1. Which jobs are paid more or less? Is this what you would have expected? Why or why not? What factors could explain the differences in the salaries?
2. Do the jobs have different bonuses as a percentage of their base salaries? What could explain these differences?
6. How could you use this information while negotiating your salary in your job after graduation? What data would you provide to support your “asking price”? What factors will influence whether or not you get what you ask for?
9. Look for a description of how these salary data are developed. Do you think it provides enough information? Why or why not? Discuss some of the factors that might impair the accuracy of these data. What are the implications of using inaccurate salary data for individuals or companies?
10. With this information available for free, why would you bother with consultants’ surveys?
11. If you were a manager, how would you justify paying one of your employees either higher or lower than the results shown on this website?
Your responses Must be a minimum of 800 words (in total for all).
Reference these books please if using references.

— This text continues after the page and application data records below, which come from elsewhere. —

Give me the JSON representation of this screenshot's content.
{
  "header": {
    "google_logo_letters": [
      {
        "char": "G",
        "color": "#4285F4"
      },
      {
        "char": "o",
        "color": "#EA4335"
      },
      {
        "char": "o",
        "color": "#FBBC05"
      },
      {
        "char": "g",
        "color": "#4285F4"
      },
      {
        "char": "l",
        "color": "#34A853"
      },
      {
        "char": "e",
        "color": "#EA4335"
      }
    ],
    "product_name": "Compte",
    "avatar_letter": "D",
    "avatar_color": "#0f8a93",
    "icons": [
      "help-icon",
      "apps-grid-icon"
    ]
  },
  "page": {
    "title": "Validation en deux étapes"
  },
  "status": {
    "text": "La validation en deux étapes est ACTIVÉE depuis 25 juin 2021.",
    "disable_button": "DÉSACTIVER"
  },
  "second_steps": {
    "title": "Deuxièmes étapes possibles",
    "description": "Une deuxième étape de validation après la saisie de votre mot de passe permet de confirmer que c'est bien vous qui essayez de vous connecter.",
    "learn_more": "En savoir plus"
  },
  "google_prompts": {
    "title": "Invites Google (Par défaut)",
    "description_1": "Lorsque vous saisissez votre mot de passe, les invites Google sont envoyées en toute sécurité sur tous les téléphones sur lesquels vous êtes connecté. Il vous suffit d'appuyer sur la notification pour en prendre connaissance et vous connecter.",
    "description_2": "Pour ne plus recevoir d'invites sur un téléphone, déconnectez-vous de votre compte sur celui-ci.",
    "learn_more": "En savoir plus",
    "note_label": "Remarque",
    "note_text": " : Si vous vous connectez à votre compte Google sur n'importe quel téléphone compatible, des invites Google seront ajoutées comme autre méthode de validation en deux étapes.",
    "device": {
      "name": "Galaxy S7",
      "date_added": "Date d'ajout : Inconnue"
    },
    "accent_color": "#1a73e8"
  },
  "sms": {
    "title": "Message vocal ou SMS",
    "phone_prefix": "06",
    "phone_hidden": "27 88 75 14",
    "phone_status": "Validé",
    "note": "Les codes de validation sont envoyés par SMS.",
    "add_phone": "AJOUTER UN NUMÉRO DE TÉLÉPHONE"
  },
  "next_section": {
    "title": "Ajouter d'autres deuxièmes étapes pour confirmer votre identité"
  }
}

page 478 of the combined text (or 292 if you are using the compensation text.)
Managing Total Rewards [Custom Textbook] McGraw-Hill ISBN: 9781308430874
1) Martocchio, Joseph, Employee Benefits (5th ed) ISBN: 978-0-07-802948-6 AND
(2) Milkovich, Newman & Gerhart, Compensation (11th or later ed) ISBN:978-007-8029493